On arriving in Buenos Aires, one of the first things you’ll notice is that there is graffiti everywhere. Sometimes it’s hastily scrawled letters, sometimes it’s carefully composed signature pieces, and sometimes it’s massive full-color murals.
We were curious about why this art form was so widespread in the city, and found Buenos Aires Street Art Tours, who had the answers to most of our questions. We met Matt Fox-Tucker, a friendly British fellow, at a café in the Colegiales neighborhood, where he gave us a brief introduction to the street art scene in the city.
The Porteño fascination with graffiti (as at this time it was more letters and tags) began in the early 1990s, when videos by the Beastie Boys showed spray-painted trains and New York hip-hop culture inspired young artists and musicians in the city. The style was already well-established in other parts of the world in, but perhaps due to the military dictatorship which prevailed in Argentina until 1983, or perhaps because aerosol paint cans were not available, the urban custom of painting on walls did not take off in Buenos Aires until the mid-1990s.

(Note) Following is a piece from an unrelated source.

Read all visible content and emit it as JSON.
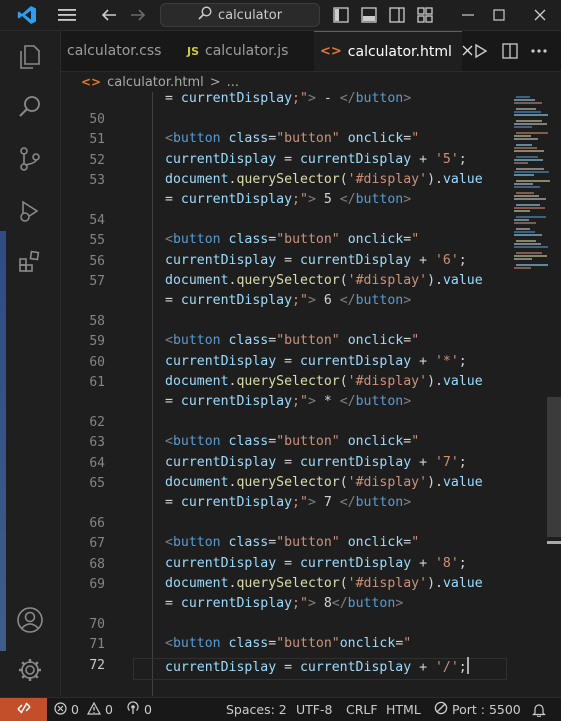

We took the train to Saavedra and Villa Urquiza, viewing lots of painted walls along the train tracks. Matt told us that during the military dictatorship lots of buildings in Villa Urquiza were knocked down in preparation for a new motorway which was never built. This provided a lot of fresh walls for people to paint.
From 2005 onwards many international street artists – including the Italian artist Blu, who made his stunning stop-motion animation Muto here – came to Buenos Aires. They came to take advantage not only of the blank walls, but the lax enforcement of the very few rules against these forms of street art. The city has attempted to differentiate between street art, graffiti, and vandalism, and even commissions public murals by street artists. Though painting on government property or private walls without permission is illegal, the general sense is that the police in Buenos Aires have much more important things to worry about.
There are many places around the city like walls in parks, abandoned areas and derelict buildings, however, that are generally considered to be fair game for anyone, and Matt even invited us to try our hand at spraying a stencil. The more elaborate works tend to be left intact by other artists, but there’s no guarantee that a work on a public wall will remain “clean.”
One thing that sets Buenos Aires apart and draws street artists from around the world, is that private property owners can give street artists permission to paint on private walls, even walls facing the street, without fear of penalty, which is not the case in many communities in the US and Europe. Thus artists with permission to paint have the luxury of taking their time and painting during daylight hours, so the quality of the street art in Buenos Aires tends to be quite good.
Some of the big names in B.A. street art are JAZ, ICE, BLU, PLAST, Nase, Cof, Animalito Land, Grito, Triangulo Dorado, Malegria – who is known for using tejidos, or native patterns, and EnE EnE – who paints machine-like pieces. The latter two were given permission to paint the facade of a private home in Saavedra and in the 7 months since it was painted, no one has tagged it.
Walk down any Buenos Aires street and you will find examples of street art, and because of the nature of the art form, the show changes regularly. Matt and his friend Guilherme Zauith have attempted to document some of the scene with their book Textura Dos: Buenos Aires Street Art, where you can find many more examples of the works around the city.
Disclaimer: Buenos Aires Street Art Tours gave us a free tour, which we enjoyed very much. You can take a tour yourself by booking on their website. We always disclose when we get something for free, but we also always promise to give you our honest opinion of it.
Update: Matt got in touch with me to correct a few points in my original article, which I have amended above, and to offer this bit of bonus material.
The phrase ‘street art’ seems to have been coined in the early 2000s as a more marketable and socially acceptable term differentiating itself between the illegal side (vandalism) of graffiti and a new recognized art form as used by artists such as Banksy. Though there are many grey areas between ‘graffiti’ and ‘street art’, in general ‘street art’ can incorporate lots of different formats of making an intervention in the street e.g. murals painted with paint brushes and paint rollers, stencils, wheat pastes, stickers, or installations/sculptures, yarn bombing (with wool) etc.)
In rather too simplistic terms, graffiti is often painted illegally and is usually painted with aerosol spray and incorporates letters, tags (name of artist or crew), ‘throwups’ (often done fairly quickly in two colours), ‘bombs’ (name painted very quickly on a train or metro). Other commonly used terms are ‘piece’ short for ‘masterpiece’ describing a great design in aerosol, and ‘toy’ (describing letters or a tag that are of very poor quality).